If someone loses a job the Government loses the tax they would have paid and has to pay out more in benefits; a double economic downturn.

Negative interest rates make cash less valuable, which then encourages folk to spend their money. Increasing sales keep people employed and thus increases the tax take for the Revenue as profits go up and unemployment benefits do not increase.

Alternatively rather than spending your money, you can invest in shares. This provides companies with the capital they need to grow and expand, creating more jobs (less unemployment) and profits so the government pays out less and collects more tax, a double economic up-turn.

And don’t forget that not only can shareholders benefit from this growth and revenue, but there may be generous tax breaks available so they can retain a greater share of their returns.
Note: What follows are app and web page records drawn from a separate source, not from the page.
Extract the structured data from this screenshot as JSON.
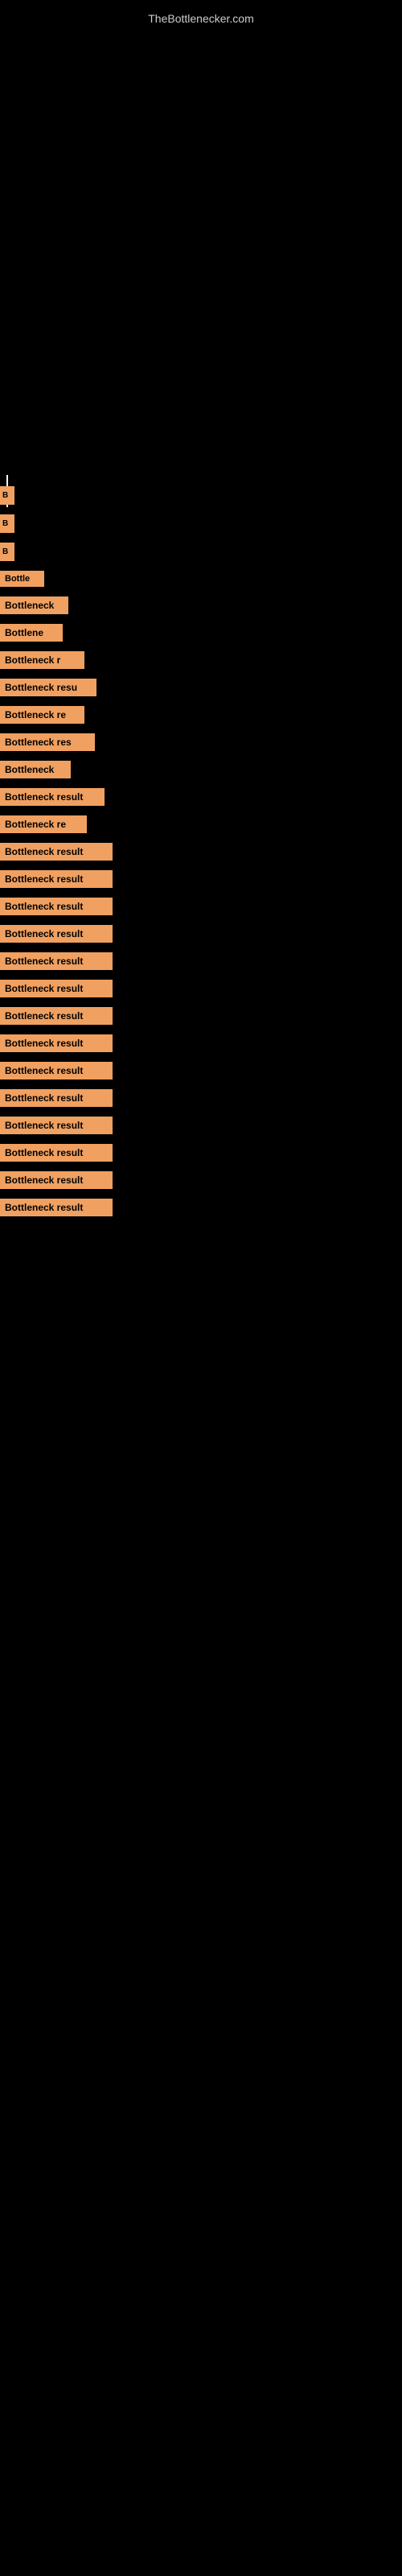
{
  "site": {
    "title": "TheBottlenecker.com"
  },
  "items": [
    {
      "id": 1,
      "label": "B",
      "class": "item-1"
    },
    {
      "id": 2,
      "label": "B",
      "class": "item-2"
    },
    {
      "id": 3,
      "label": "B",
      "class": "item-3"
    },
    {
      "id": 4,
      "label": "Bottle",
      "class": "item-4"
    },
    {
      "id": 5,
      "label": "Bottleneck",
      "class": "item-5"
    },
    {
      "id": 6,
      "label": "Bottlene",
      "class": "item-6"
    },
    {
      "id": 7,
      "label": "Bottleneck r",
      "class": "item-7"
    },
    {
      "id": 8,
      "label": "Bottleneck resu",
      "class": "item-8"
    },
    {
      "id": 9,
      "label": "Bottleneck re",
      "class": "item-9"
    },
    {
      "id": 10,
      "label": "Bottleneck res",
      "class": "item-10"
    },
    {
      "id": 11,
      "label": "Bottleneck",
      "class": "item-11"
    },
    {
      "id": 12,
      "label": "Bottleneck result",
      "class": "item-12"
    },
    {
      "id": 13,
      "label": "Bottleneck re",
      "class": "item-13"
    },
    {
      "id": 14,
      "label": "Bottleneck result",
      "class": "item-14"
    },
    {
      "id": 15,
      "label": "Bottleneck result",
      "class": "item-15"
    },
    {
      "id": 16,
      "label": "Bottleneck result",
      "class": "item-16"
    },
    {
      "id": 17,
      "label": "Bottleneck result",
      "class": "item-17"
    },
    {
      "id": 18,
      "label": "Bottleneck result",
      "class": "item-18"
    },
    {
      "id": 19,
      "label": "Bottleneck result",
      "class": "item-19"
    },
    {
      "id": 20,
      "label": "Bottleneck result",
      "class": "item-20"
    },
    {
      "id": 21,
      "label": "Bottleneck result",
      "class": "item-21"
    },
    {
      "id": 22,
      "label": "Bottleneck result",
      "class": "item-22"
    },
    {
      "id": 23,
      "label": "Bottleneck result",
      "class": "item-23"
    },
    {
      "id": 24,
      "label": "Bottleneck result",
      "class": "item-24"
    },
    {
      "id": 25,
      "label": "Bottleneck result",
      "class": "item-25"
    },
    {
      "id": 26,
      "label": "Bottleneck result",
      "class": "item-26"
    },
    {
      "id": 27,
      "label": "Bottleneck result",
      "class": "item-27"
    }
  ]
}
And now a warning. If interest rates do fall further it is easy to see people being tempted by the new Finance ISA accounts, which is peer to peer lending as I explained last month. I saw a headline 8.7% p.a. tax free on offer this morning. Why pay to have your cash in a bank when it could earn 870 on 10,000?
With many new providers in this market there will be pressure for them to offer eye watering rates to attract funds to lend but who exactly are they lending to? What credit checks do they make, what experience of such lending do they have? Are the loans they make secured, how easy is it to get your money out etc?
The providers are regulated by the FCA which helps but you are not protected as yet by the Financial Services Compensation Scheme. There is no recompense in the event of an authorised firm ceasing trading.
If we do get negative rates please don’t keep your money under your mattress, it’s not insured! How markets would react to the news is uncertain but it may be sensible to see an IFA sooner rather than later so that you do not miss out on any opportunities that would help you avoid having to pay your bank for keeping your money!
Ring Georgina or Steve on 01277 630873 if you want to find out more
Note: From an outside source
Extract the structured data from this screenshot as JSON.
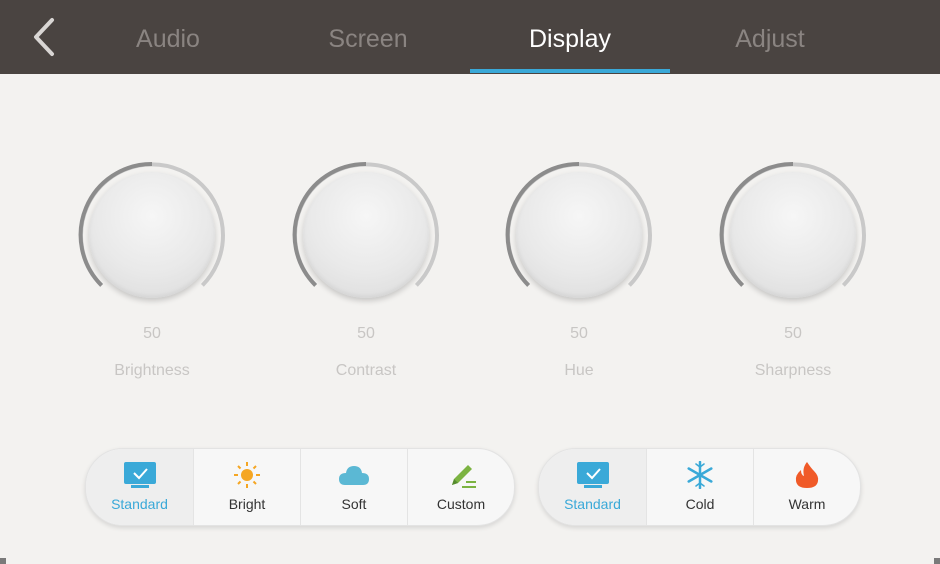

Second marriages - an inheritance dilemma

The number of people marrying for the second or even third time is higher than ever, but can bring difficult decisions.  Second marriages often leave spouses torn between the need to provide for their present partner and the desire to ensure that children from their previous marriage receive an inheritance.

Typically, couples decide that when one of them dies their estate goes to their surviving partner.  Upon his or her death, everything is passed to their children. 
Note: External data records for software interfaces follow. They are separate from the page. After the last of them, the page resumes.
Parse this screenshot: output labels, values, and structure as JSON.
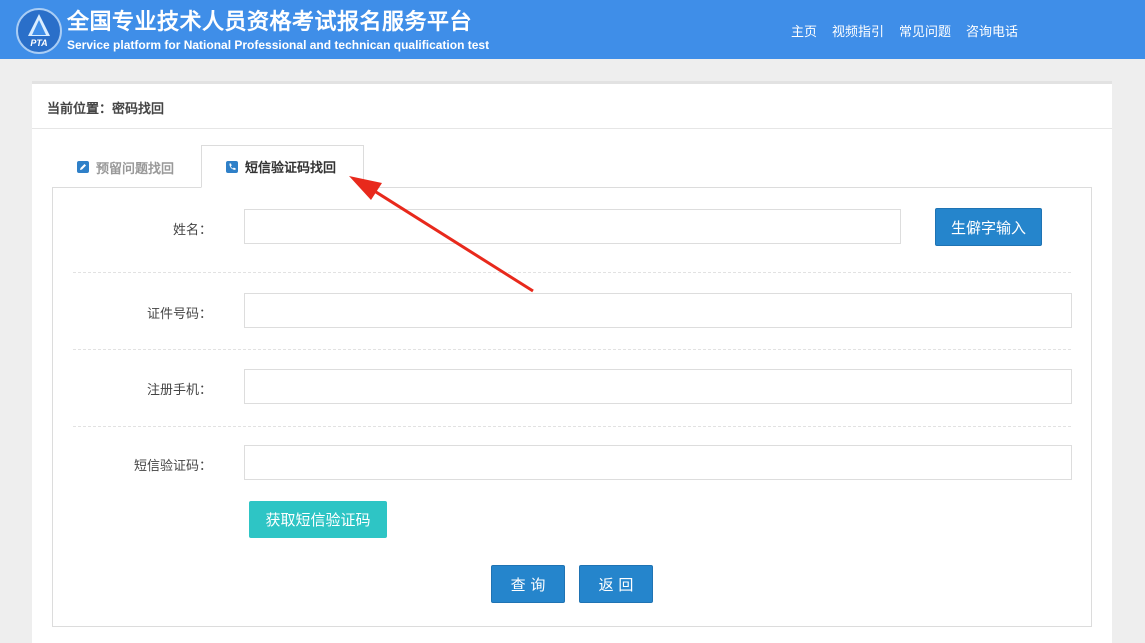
{
  "header": {
    "logo_text": "PTA",
    "title": "全国专业技术人员资格考试报名服务平台",
    "subtitle": "Service platform for National Professional and technican qualification test",
    "nav": [
      "主页",
      "视频指引",
      "常见问题",
      "咨询电话"
    ]
  },
  "breadcrumb": "当前位置：密码找回",
  "tabs": [
    {
      "label": "预留问题找回",
      "icon": "pencil-icon",
      "active": false
    },
    {
      "label": "短信验证码找回",
      "icon": "phone-icon",
      "active": true
    }
  ],
  "form": {
    "name_label": "姓名：",
    "name_value": "",
    "rare_char_button": "生僻字输入",
    "id_label": "证件号码：",
    "id_value": "",
    "phone_label": "注册手机：",
    "phone_value": "",
    "sms_label": "短信验证码：",
    "sms_value": "",
    "get_code_button": "获取短信验证码",
    "query_button": "查 询",
    "back_button": "返 回"
  },
  "colors": {
    "header_bg": "#3f8ee8",
    "primary_button": "#2585cc",
    "sms_button": "#2ec5c5",
    "annotation_arrow": "#e8291c"
  }
}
However, second marriages create tough choices.  Leaving your entire estate to your surviving spouse (particularly if your home is the main asset), could put your children’s inheritance in a vulnerable position.  Your estate would form part of your spouse’s assets and they are free to decide who benefits when they die. 

This is a difficult subject to broach with your husband or wife as it raises awkward questions of trust.  But there are other issues.  Your spouse may have very persuasive children, or meet a new partner.  Even creditors, such as local authorities for care home fees, can threaten your children’s inheritance.

With careful will planning, however, you can have the best of both worlds.  A life interest trust will provide for your surviving spouse during their lifetime and your estate will automatically pass to your children (or beneficiaries chosen by you) when they die.  This method can be very effective if your main asset is your family home.  Upon your death you leave your property to your surviving spouse for the rest of their life (or until remarriage if you wish), and upon their death or remarriage, it goes to your children. 

When you make such decisions it is vital to seek legal advice.  Any complications, unless skilfully considered, could result in distress and financial loss to your loved ones.

There are many other techniques that can be used in your will to ensure that your estate is dealt with in the way you want.  To discuss any of the issues in this article please contact Ben Parmenter at Birkett Long LLP on 01206 217611 or 
ben.parmenter@birkettlong.co.uk for a free 15 minute consultation.